Content warning: This article contains discussions of systemic racism.

The page for UTSC’s Doris McCarthy Gallery on its Nostalgia Interrupted exhibition opens by using fear-mongering words like “terror,” “aggression,” and “insidious” to describe the status of Black, Indigenous, and people of colour (BIPOC) in our current society. This introduction foreshadows the doomsday-core exhibition that is to come. Nostalgia Interrupted is a commentary on the idea of reminiscence, and how racialized people do not have the luxury of looking back on history with a sense of joy in the same way white people might. It claims that classic nostalgia looks at the world with “rose-coloured idealism,” but then swings the pendulum in the opposite direction by exhibiting works that are fatalistic and pessimistic, without answering the question: is either extreme good? 

The problem with this exhibition is not the individual artists and their work, but the curation of their art together. Alone, some pieces in the Nostalgia Interrupted series stand as powerful critiques of the racist structures that rule Canada. For example, “Deer in Headlights” by Algonquin artist Caroline Monnet uses stacked concrete blocks to critique the political oppression of Indigenous peoples, by visually representing how late in history Indigenous peoples gained the right to vote. 

“Sebastia” by Dima Srouji uses glass-blown artifacts placed in sand-filled boxes to critique archeological practices of taking non-Western artifacts for display in the Western world.
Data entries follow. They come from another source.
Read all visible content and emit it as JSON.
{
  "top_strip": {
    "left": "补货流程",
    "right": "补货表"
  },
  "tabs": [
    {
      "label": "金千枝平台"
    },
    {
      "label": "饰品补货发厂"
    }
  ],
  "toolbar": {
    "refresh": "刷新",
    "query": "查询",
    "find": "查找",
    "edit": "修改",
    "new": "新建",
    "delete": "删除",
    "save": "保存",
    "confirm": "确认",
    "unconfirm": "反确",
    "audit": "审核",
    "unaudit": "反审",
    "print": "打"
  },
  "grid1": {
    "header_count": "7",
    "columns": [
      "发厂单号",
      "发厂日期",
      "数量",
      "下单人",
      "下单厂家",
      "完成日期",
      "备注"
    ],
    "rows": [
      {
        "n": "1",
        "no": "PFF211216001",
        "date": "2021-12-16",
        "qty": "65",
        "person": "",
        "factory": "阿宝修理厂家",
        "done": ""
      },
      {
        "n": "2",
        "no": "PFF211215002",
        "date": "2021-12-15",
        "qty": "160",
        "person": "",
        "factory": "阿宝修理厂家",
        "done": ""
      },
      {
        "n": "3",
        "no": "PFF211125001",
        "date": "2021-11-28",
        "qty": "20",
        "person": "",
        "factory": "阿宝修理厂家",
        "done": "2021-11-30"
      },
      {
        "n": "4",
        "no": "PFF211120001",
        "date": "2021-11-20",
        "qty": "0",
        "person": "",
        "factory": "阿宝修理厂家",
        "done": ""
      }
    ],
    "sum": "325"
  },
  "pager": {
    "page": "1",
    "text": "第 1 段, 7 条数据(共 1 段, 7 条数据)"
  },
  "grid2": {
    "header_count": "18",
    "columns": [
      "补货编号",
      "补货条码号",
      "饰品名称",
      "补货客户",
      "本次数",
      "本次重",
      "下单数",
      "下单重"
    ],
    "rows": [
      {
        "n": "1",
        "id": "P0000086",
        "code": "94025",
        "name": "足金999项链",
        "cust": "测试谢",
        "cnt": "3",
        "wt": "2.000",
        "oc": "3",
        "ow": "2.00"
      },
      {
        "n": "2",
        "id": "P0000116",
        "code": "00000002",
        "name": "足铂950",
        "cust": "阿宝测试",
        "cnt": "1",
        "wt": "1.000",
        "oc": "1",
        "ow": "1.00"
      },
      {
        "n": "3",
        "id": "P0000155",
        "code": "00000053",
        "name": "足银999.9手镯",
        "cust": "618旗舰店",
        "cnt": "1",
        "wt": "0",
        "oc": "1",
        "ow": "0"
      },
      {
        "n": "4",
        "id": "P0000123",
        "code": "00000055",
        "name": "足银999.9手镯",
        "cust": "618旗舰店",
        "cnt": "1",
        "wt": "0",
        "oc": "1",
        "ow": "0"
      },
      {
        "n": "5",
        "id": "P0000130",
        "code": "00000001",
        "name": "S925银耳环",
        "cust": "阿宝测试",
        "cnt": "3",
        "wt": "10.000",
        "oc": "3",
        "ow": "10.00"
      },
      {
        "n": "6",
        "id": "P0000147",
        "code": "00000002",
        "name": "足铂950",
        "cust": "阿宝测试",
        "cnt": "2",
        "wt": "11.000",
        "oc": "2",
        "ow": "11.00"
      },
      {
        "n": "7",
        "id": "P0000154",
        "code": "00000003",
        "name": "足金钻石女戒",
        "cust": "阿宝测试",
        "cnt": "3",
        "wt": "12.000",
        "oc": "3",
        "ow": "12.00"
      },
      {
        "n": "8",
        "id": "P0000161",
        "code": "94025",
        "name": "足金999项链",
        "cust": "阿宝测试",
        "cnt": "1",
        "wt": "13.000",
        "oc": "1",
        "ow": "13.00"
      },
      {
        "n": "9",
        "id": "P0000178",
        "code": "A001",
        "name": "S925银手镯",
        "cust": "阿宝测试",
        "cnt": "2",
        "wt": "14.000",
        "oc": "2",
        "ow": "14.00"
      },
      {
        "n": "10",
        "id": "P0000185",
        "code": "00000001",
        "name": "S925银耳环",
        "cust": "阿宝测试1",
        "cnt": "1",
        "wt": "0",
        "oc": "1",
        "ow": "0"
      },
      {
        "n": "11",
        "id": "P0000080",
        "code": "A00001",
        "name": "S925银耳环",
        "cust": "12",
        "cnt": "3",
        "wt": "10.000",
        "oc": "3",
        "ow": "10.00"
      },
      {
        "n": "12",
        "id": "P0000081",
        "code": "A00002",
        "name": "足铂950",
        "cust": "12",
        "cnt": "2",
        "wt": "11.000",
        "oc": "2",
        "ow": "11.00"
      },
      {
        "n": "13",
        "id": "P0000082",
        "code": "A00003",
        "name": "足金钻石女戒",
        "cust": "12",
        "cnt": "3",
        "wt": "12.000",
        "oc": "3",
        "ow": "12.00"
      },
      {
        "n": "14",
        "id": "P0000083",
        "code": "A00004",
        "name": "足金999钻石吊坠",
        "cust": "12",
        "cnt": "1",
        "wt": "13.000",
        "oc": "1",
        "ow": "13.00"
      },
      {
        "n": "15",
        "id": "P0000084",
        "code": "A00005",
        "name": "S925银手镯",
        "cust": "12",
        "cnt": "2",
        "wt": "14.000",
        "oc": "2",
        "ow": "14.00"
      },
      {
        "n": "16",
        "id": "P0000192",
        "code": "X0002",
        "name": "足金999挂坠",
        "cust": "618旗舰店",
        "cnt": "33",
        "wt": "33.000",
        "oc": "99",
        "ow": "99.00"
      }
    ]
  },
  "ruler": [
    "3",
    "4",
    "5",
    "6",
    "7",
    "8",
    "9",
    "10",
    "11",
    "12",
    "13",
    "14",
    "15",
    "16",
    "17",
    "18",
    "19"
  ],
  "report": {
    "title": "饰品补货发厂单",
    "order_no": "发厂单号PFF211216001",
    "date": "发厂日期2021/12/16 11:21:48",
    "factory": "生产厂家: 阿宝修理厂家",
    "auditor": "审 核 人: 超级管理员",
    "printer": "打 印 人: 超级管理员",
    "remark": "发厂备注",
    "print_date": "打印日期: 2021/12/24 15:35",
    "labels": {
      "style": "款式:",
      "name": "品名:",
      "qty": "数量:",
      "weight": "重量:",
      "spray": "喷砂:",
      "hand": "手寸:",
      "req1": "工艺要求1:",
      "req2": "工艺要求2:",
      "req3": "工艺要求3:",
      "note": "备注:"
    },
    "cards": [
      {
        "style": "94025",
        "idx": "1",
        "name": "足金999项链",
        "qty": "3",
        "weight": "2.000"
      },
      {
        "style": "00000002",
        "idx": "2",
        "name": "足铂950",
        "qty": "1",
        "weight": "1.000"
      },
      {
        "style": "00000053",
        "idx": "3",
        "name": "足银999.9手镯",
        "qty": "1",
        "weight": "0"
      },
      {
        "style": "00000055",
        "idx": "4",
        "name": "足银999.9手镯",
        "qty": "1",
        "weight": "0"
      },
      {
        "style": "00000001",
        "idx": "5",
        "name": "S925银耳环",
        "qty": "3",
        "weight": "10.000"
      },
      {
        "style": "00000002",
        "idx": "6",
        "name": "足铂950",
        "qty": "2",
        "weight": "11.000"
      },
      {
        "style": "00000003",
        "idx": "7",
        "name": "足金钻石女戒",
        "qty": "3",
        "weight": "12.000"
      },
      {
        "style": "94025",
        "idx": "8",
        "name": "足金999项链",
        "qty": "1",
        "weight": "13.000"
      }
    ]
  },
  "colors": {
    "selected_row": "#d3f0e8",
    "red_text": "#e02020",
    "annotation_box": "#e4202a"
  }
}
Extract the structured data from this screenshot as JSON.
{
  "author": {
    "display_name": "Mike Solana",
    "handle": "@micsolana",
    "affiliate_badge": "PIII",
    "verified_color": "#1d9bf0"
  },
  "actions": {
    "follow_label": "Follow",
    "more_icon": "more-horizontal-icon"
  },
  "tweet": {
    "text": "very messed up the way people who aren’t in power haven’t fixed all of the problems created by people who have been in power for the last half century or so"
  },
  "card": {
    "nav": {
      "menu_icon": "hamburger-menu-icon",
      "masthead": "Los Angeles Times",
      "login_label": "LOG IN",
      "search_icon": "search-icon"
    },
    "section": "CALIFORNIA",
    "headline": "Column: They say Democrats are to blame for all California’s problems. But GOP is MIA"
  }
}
Alone, these works may be interesting, but together, they become a repetitive oversimplification of lived experiences of racialized people. Together, they leave the viewer wondering, is this all that racialized people are? Victims of circumstance?

Nostalgia Interrupted follows the practice of “trauma feeding,” which is a practice in the arts that arouses moral sympathy while institutions capitalize on the suffering of marginalized groups. By using shock value and moral panic, an artist engaging in “trauma feeding” sensationalizes the lived experiences of vulnerable groups. This empty despair and unnecessary melodrama brings more uninvited pain to racialized viewers. 

One example of this is the exhibition’s incredibly dim lightning. The effect casts a shadow on the already depressing art, and yet it does not feel moody; it instead feels like overkill. Secondly, some of the work was closer to the floor than it should have been — again, this may have been a way of forcing us to look down at the art, hunch our shoulders, and make us look as contorted as the art made me feel. Throughout the exhibition, it was clear that the curators went out of their way to exploit viewer emotions to arouse sympathy — but they elicited nothing but pity.

The problem with this exhibition was not that it pointed out the hard realities that racialized people faced, and are still facing in Canada today. Highlighting such experiences is necessary to create positive change. Other galleries in Toronto have done this successfully, such as the Dis/Mantle exhibition by Gordon Shadrach — which is currently running at the Spadina Museum. This exhibition shows the lived experiences of a Black American freed slave who came to Canada and worked as a laundress in the Spadina Mansion. Although it was realistic about the harsh reality that she faced, it also centered Black perspectives, beauty, and independence. 

Similarly to Nostalgia Interrupted, Dis/Mantle also had a focus on the experiences of racialized people in the past. Instead of framing them as victims and helpless damsels, it centered their reclamation of power. The issue with Nostalgia Interrupted is that it only focuses on hardship and completely disregards any opportunity to highlight the community and progress racialized people have made. Although each artwork had strengths, when put together, the Doris McCarthy Gallery created an ode to misery and stagnancy and invites viewers to wallow in it.

The entirety of this exhibition was draining and demeaning, and I left feeling sad and hopeless. There is nothing wrong with art making an audience emotional; however, when that emotionality lacks a call to action and glimmers of hope, it rings hollow. Especially in relation to art that depicts racialized people, a more holistic perspective is necessary. Without one, marginalized people become reduced to their suffering, a caricature of their whole selves. This exhibition lacked both a call to action and a glimmer of hope, and it almost seemed like it called for people of colour to collapse and die because nothing will ever change.